Indeed, much of Dave’s complex nature could be seen as paradoxical. While on the one hand, he was an articulate public speaker, seemingly comfortable in that venue, delivering cogent, articulate presentations, he considered himself to be shy and introverted. And yet, he spent much of his professional career successfully promoting his company within very public venues. In reality, he was more at peace in the isolation of his Kanab ranch than in the bustle of large crowds. He enjoyed spending time there with Sheryl Lee, his children, and grandchildren. He often guided friends and family through the spectacular sites and landscapes of the surrounding area. He loved hiking and would expound on the geological history of a particular rock formation, often with a young grandchild on his shoulders. Or, he would relax by exploding some water-filled milk jugs with one of his many rifles and, after a missed shot, would quip that Sheryl Lee was the real ace marksman of the family. The Kanab ranch was an oasis for Dave and Sheryl Lee and their extended family and friends.

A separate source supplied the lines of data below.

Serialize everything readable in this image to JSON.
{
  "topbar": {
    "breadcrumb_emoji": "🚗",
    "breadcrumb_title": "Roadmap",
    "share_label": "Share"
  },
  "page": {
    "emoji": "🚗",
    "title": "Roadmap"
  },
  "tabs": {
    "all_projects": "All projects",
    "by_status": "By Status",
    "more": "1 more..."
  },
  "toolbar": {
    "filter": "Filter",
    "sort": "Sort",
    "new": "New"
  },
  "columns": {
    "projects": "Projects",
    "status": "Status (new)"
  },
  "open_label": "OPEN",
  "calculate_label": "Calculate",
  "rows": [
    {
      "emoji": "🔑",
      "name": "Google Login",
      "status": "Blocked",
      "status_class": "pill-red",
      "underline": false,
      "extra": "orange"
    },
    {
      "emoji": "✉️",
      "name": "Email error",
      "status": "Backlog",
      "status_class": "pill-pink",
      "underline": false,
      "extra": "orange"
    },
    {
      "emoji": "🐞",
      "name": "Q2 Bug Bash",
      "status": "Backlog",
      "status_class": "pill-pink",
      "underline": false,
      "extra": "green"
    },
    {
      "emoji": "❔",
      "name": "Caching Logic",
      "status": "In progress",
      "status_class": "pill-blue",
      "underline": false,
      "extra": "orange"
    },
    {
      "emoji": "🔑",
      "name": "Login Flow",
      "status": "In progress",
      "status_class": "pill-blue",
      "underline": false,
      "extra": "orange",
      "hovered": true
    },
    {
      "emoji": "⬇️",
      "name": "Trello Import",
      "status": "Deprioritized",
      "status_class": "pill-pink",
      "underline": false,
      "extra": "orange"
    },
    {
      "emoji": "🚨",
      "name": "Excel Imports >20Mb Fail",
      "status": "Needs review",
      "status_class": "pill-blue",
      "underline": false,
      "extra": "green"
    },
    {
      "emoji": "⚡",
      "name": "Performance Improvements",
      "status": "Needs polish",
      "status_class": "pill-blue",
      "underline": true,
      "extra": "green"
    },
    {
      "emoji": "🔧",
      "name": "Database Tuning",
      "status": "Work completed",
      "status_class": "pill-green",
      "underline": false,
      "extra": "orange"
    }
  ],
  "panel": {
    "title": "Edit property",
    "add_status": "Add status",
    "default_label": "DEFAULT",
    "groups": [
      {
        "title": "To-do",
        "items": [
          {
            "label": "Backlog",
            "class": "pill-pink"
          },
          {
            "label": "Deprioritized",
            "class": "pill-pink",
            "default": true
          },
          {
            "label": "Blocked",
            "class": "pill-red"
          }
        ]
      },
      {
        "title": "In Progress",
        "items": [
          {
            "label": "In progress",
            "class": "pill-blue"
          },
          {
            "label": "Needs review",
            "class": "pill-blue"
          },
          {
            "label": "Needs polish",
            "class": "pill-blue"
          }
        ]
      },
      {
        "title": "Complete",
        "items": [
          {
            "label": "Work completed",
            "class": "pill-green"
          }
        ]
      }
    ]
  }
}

He was a loving father and grandfather and found great satisfaction in teaching and mentoring his children and extended family. He adored his wife, Sheryl Lee, and often marveled how blessed and fortunate he was to have her in his life. Indeed, Dave often remarked on how lucky he was generally—he was married to his best friend, was able to do the work he most valued, and spend his life surrounded by the people he loved.
Dave’s remarkable life will be forever cherished by his eternal mate, Sheryl Lee, and by his children and grandchildren; by his friends; his colleagues and coworkers; and by thousands of friends across the world.
A viewing will be held on Friday, June 8th from 6:00pm-8:00pm at the Berg Mortuary (185 East Center Street in Provo, Utah).
The funeral service will take place Saturday, June 9th at 11:00am at the Oak Hills 5th Ward, The Church of Jesus Christ of Latter-day Saints (1960 North 1500 East, Provo Utah 84604).
Email condolences can be sent to pam@wilsonaudio.com.
NOTE: In lieu of flowers, donations can be made to-
“The David A. Wilson & Sheryl Lee Wilson Divine Kinship Foundation”
This is a new foundation formed in Dave’s honor, and will serve the Wilson’s desire to remain a positive force in their efforts to serve the community. All donations will be distributed among charities that are special to David and Sheryl Lee, which include cancer research and music development programs. Details for contributions will be available later in the week.
Dan